However, I’ve noticed that we often find it difficult to consistently offer the same sort of kindness to ourselves. We might be prone instead to pour self-judgement on our shortcomings and minimise our efforts. Yet our ability to offer ourselves compassion in times of difficulty is a key factor in avoiding emotional exhaustion. Given that we are all hard-pushed at this time, what can really help? As I delved into this topic, I was drawn to research which identified self-compassion as a way to shore us against burn out.

The researchers described self-compassion this way:

1. It entails offering kindness, patience, and understanding to oneself during times of failure or disappointment.

2. Individuals high in self-compassion recognise that others go through similar experiences and feel connected rather than isolated during times of pain.

3. Individuals who are high in self-compassion neither ignore nor ruminate about their own shortcomings.[1]

The research identified that those who displayed these traits and approaches were less prone to emotional exhaustion.

For any of us who find ourselves particularly tired at this stage, the list might offer a call to make some adjustments. The question is, how? It is difficult to do. It really is. I know. A few of us manage it on our own but most of us need help.

How might we embed self-compassion- a profoundly spiritual invitation - in our lives? Jesus’ words from Luke 6:36, “Be compassionate just as your father is compassionate” might look like a straightforward directive. My own forgetfulness of the enduring love of God tells me it’s not. But perhaps there is the possibility of drawing deeply from God as the source of compassion. We can make choices to explore practices or content that remind us of God’s compassionate nature, and our need to dwell in the spaces where it is experienced. I wonder where those spaces might be for you? Where are the spaces where the most critical voices are quietened? Who are the people that offer that? And also, in scripture - or silence - where are we most at home in our bones; where do we feel a deep goodness in our bodies? The business of feeling at home seems to me to be a place where we are able to tap into self-compassion most readily.

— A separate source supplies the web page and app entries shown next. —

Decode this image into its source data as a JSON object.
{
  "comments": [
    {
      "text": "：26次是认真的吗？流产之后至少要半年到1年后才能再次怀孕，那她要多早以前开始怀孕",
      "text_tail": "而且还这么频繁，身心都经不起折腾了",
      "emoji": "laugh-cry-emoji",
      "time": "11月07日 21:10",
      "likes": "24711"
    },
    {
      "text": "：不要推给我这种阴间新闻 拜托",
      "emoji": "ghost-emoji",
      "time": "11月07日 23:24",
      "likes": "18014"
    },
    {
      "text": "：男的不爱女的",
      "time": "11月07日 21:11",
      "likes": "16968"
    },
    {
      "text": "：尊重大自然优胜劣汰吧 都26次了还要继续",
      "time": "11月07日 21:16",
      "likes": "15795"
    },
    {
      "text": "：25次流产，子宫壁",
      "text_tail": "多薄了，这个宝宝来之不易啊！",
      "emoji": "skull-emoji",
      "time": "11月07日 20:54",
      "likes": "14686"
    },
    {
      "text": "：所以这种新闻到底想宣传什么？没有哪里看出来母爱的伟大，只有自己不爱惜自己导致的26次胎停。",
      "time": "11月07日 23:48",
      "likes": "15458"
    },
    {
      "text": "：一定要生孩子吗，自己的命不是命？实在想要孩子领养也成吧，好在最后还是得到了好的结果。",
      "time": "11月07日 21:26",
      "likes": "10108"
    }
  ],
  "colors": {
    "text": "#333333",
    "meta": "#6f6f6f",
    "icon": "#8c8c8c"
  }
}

A spirituality which offers a sense of the deep compassion of God is not self-indulgent in that it offers something for others too. Yet it does count on the possibility of believing that “our Father is compassionate.” If we can risk embracing that the God we seek is the source of all compassion, then we might also find that there is a deeper well to draw from than our own. In turn, we might see the kindness we can readily offer others, and ourselves, is one that overflows from this constantly replenishing source.

[1] The Relationship of Clergy Burnout to Self-Compassion and Other Personality Dimensions. Laura K. Barnard & John F. Curry. 2011

Corin Pilling is the UK Director of Sanctuary, equipping the Church to support mental health and wellbeing.